  • On the one side of the conflict were Austria-Hungary and Germany and the other side included Russia, Britain, Belgium, France, and Serbia. 
  • The aggression on Serbia by Austria-Hungary was retaliated by the deployment of Russian forces in support of Serbia. This did not, however, deter Germany from joining the war on the side of Austria-Hungary. 
  • Germany was following a military strategy known as the Schlieffen Plan. It was masterminded by German Field Marshal Alfred von Schlieffen.
  • According to the plan, Germany would fight the war on two fronts to gain a quick victory against France by invading neutral Belgium and weaken Russian Forces by fighting on the eastern front. 

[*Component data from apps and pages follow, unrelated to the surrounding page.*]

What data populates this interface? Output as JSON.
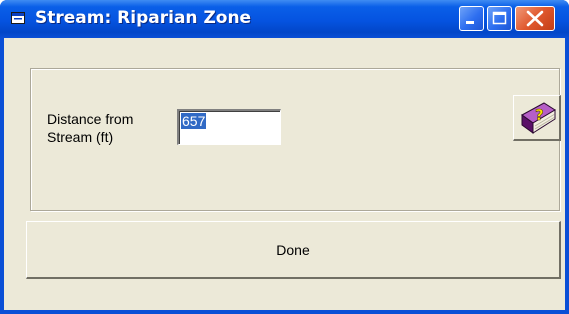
{
  "window": {
    "title": "Stream: Riparian Zone",
    "icon": "app-window-icon",
    "controls": {
      "minimize_icon": "minimize-icon",
      "maximize_icon": "maximize-icon",
      "close_icon": "close-icon"
    }
  },
  "form": {
    "distance_label_line1": "Distance from",
    "distance_label_line2": "Stream (ft)",
    "distance_value": "657",
    "help_icon": "help-book-icon"
  },
  "actions": {
    "done_label": "Done"
  },
  "colors": {
    "titlebar": "#0553e0",
    "client_bg": "#ece9d8",
    "selection": "#316ac5",
    "close_button": "#e0582e",
    "book": "#7a1f8a"
  }
}
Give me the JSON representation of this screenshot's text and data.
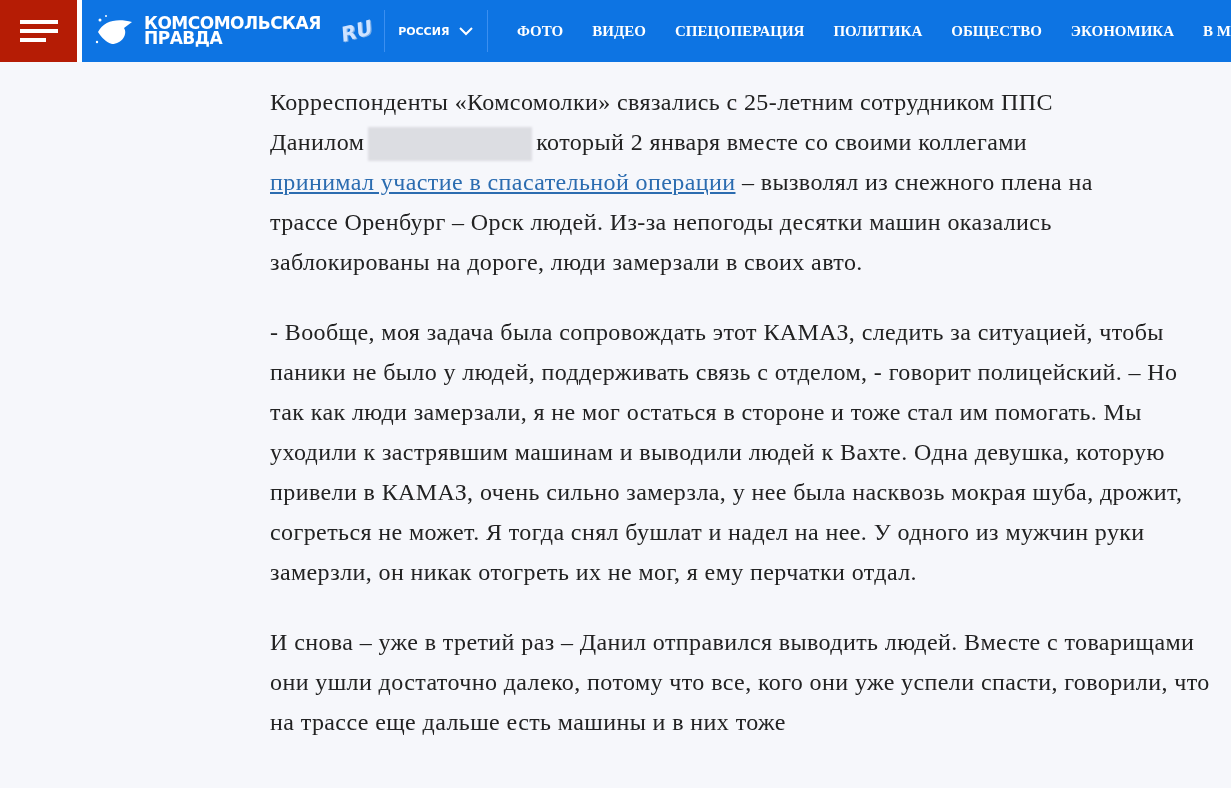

  • The German army invaded Belgium on August 4, 1914, causing massive destruction on its way. The city of Liege was attacked with siege cannons and many civilians including a Belgian priest were killed by the army.
  • The British and French forces fought against the German forces in the Battle of Marne when the German forces had invaded northeastern France as close as 30 miles from Paris. 

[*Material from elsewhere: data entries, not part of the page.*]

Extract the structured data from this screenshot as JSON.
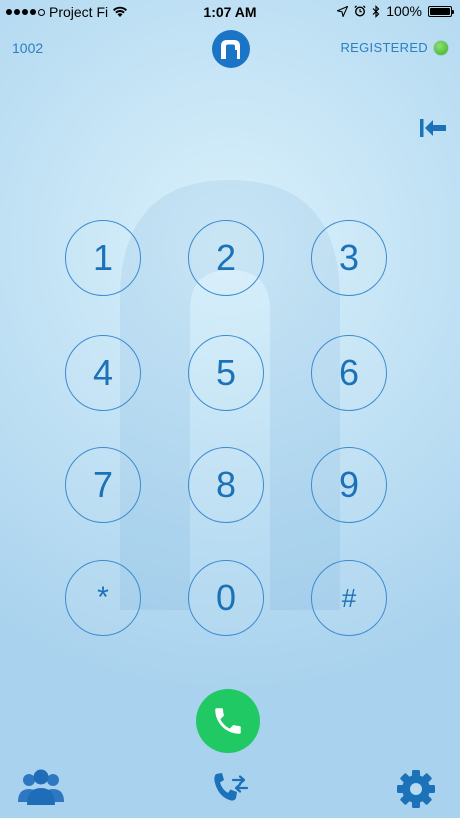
{
  "status_bar": {
    "carrier": "Project Fi",
    "time": "1:07 AM",
    "battery": "100%"
  },
  "header": {
    "extension": "1002",
    "registration_status": "REGISTERED",
    "status_color": "#38b01e"
  },
  "keypad": {
    "keys": [
      "1",
      "2",
      "3",
      "4",
      "5",
      "6",
      "7",
      "8",
      "9",
      "*",
      "0",
      "#"
    ]
  },
  "icons": {
    "back": "backspace-arrow-icon",
    "call": "phone-icon",
    "contacts": "contacts-icon",
    "transfer": "call-transfer-icon",
    "settings": "gear-icon"
  },
  "colors": {
    "accent": "#1c72b8",
    "call": "#21c965"
  }
}
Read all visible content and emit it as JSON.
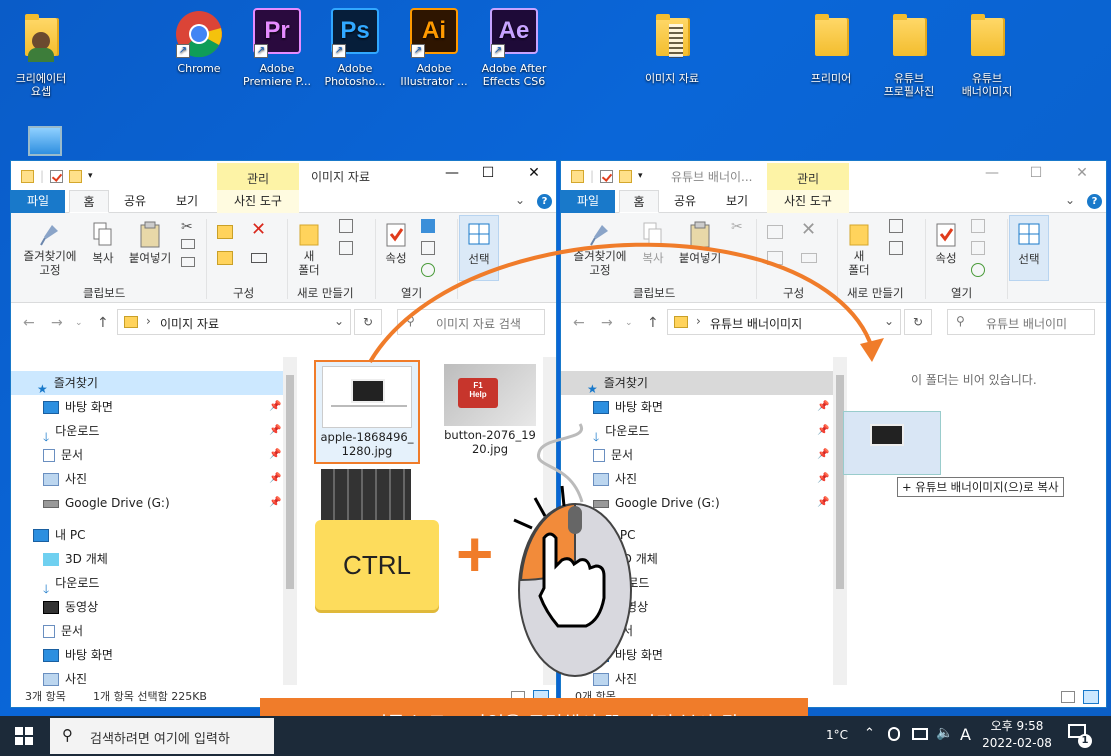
{
  "desktop": {
    "icons": [
      {
        "label": "크리에이터\n요셉"
      },
      {
        "label": "Chrome"
      },
      {
        "label": "Adobe\nPremiere P...",
        "abbr": "Pr"
      },
      {
        "label": "Adobe\nPhotosho...",
        "abbr": "Ps"
      },
      {
        "label": "Adobe\nIllustrator ...",
        "abbr": "Ai"
      },
      {
        "label": "Adobe After\nEffects CS6",
        "abbr": "Ae"
      },
      {
        "label": "이미지 자료"
      },
      {
        "label": "프리미어"
      },
      {
        "label": "유튜브\n프로필사진"
      },
      {
        "label": "유튜브\n배너이미지"
      }
    ]
  },
  "left_window": {
    "manage_tab": "관리",
    "title": "이미지 자료",
    "tabs": [
      "파일",
      "홈",
      "공유",
      "보기",
      "사진 도구"
    ],
    "ribbon": {
      "pin_quick": "즐겨찾기에\n고정",
      "copy": "복사",
      "paste": "붙여넣기",
      "new_folder": "새\n폴더",
      "properties": "속성",
      "select": "선택",
      "groups": [
        "클립보드",
        "구성",
        "새로 만들기",
        "열기"
      ]
    },
    "address": "이미지 자료",
    "search_placeholder": "이미지 자료 검색",
    "nav": [
      "즐겨찾기",
      "바탕 화면",
      "다운로드",
      "문서",
      "사진",
      "Google Drive (G:)",
      "내 PC",
      "3D 개체",
      "다운로드",
      "동영상",
      "문서",
      "바탕 화면",
      "사진"
    ],
    "files": [
      {
        "name": "apple-1868496_\n1280.jpg"
      },
      {
        "name": "button-2076_19\n20.jpg"
      }
    ],
    "status_count": "3개 항목",
    "status_selected": "1개 항목 선택함 225KB"
  },
  "right_window": {
    "manage_tab": "관리",
    "title": "유튜브 배너이...",
    "tabs": [
      "파일",
      "홈",
      "공유",
      "보기",
      "사진 도구"
    ],
    "ribbon": {
      "pin_quick": "즐겨찾기에\n고정",
      "copy": "복사",
      "paste": "붙여넣기",
      "new_folder": "새\n폴더",
      "properties": "속성",
      "select": "선택",
      "groups": [
        "클립보드",
        "구성",
        "새로 만들기",
        "열기"
      ]
    },
    "address": "유튜브 배너이미지",
    "search_placeholder": "유튜브 배너이미",
    "empty_message": "이 폴더는 비어 있습니다.",
    "nav": [
      "즐겨찾기",
      "바탕 화면",
      "다운로드",
      "문서",
      "사진",
      "Google Drive (G:)",
      "내 PC",
      "3D 개체",
      "다운로드",
      "동영상",
      "문서",
      "바탕 화면",
      "사진"
    ],
    "drag_tooltip": "+ 유튜브 배너이미지(으)로 복사",
    "status_count": "0개 항목"
  },
  "overlay": {
    "ctrl_key": "CTRL",
    "plus": "+",
    "caption": "Ctrl 키를 누르고 파일을 클릭해서 끌고가면 복사 됨"
  },
  "taskbar": {
    "search_placeholder": "검색하려면 여기에 입력하",
    "weather": "1°C",
    "ime": "A",
    "time": "오후 9:58",
    "date": "2022-02-08",
    "notif_count": "1"
  },
  "colors": {
    "accent": "#1979ca",
    "overlay_orange": "#f07c2a",
    "ctrl_yellow": "#fddc5c",
    "desktop": "#0a62d0"
  }
}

  • The resistance put up by the British and French armies forced Germany to retreat back to the Aisne River. The plan for a quick victory in France was effectively thwarted. 
  • Both sides then dug trenches and engaged in a 3-year long war of attrition. The resulting battles fought in Verdun and Somme cost the German and French troops over a million casualties and hundreds and thousands of deaths.
  • On the east, Russia invaded Germany in East Prussia and Poland, however, they were stopped by the German and Austro-Hungarian army in the Battle of Tannenberg in August 1914.
  • Russia’s ability to mobilize its war machinery in the east forced Germany to move two corps to the eastern front from the western front. This weakened Germany in the Battle of Marne and the long war effort crushed the plans made by Schlieffen.

The Russian Revolution and the American Entrance

  • The grueling warfare against the German forces came at great costs to Russia. The poverty-stricken workers resented the economic instability caused by the continued war efforts against Germany.
  • Vladimir Lenin and the Bolsheviks staged the Russian Revolution in 1917 which brought an end to the rulership of Czar Nicholas II and paused Russia’s involvement in the Great War.
  • An armistice was reached between Russia and the Central powers which allowed the Germans to concentrate their war effort only on the western front. 
  • They declared that the water around the British Isles is a warzone and consequently sunk many commercial and passenger vessels. 
  • Some of these vessels were US ships or ships carrying American passengers. Under the leadership of President Woodrow Wilson America had stayed neutral and conducted trade with both sides.
  • However, the increasing protests in America over the sinking of the U-boat called Lusitania brought the US into the first world war as well. Congress had passed a $250 million arms appropriations bill for the purpose in February 1917. 
  • In April 1917, after Germany sank four more U.S vessels President Wilson declared war against Germany.
  • On the western front, Britain and France were finding it difficult to resist the German forces. Germany had launched another offensive in the Second Battle of Marne. 
  • However, the reinforcements supplied by the US and Britain helped the Allied forces push the Germans back and also stage a counteroffensive in just 3 days. 
  • This led to Germany calling off any further planned offensives and the Allies were able to regain large territories of France as well as Belgium.
  • By this time the central powers had weakened on all fronts and their internal political instability forced them to reach a settlement with the Allies and end the First World War. 
  • On November 11, 1918, Germany officially surrendered and on June 28, 1919, the Treaty of Versailles was signed between both sides. 
  • The war had caused the death of over 13 million people. Over 2.64 million more deaths were caused in Europe due to the outbreak of the Spanish Flu during 1918. 
  • The signing nations hoped that the destruction and carnage of the First World War will deter the world from ever warring again.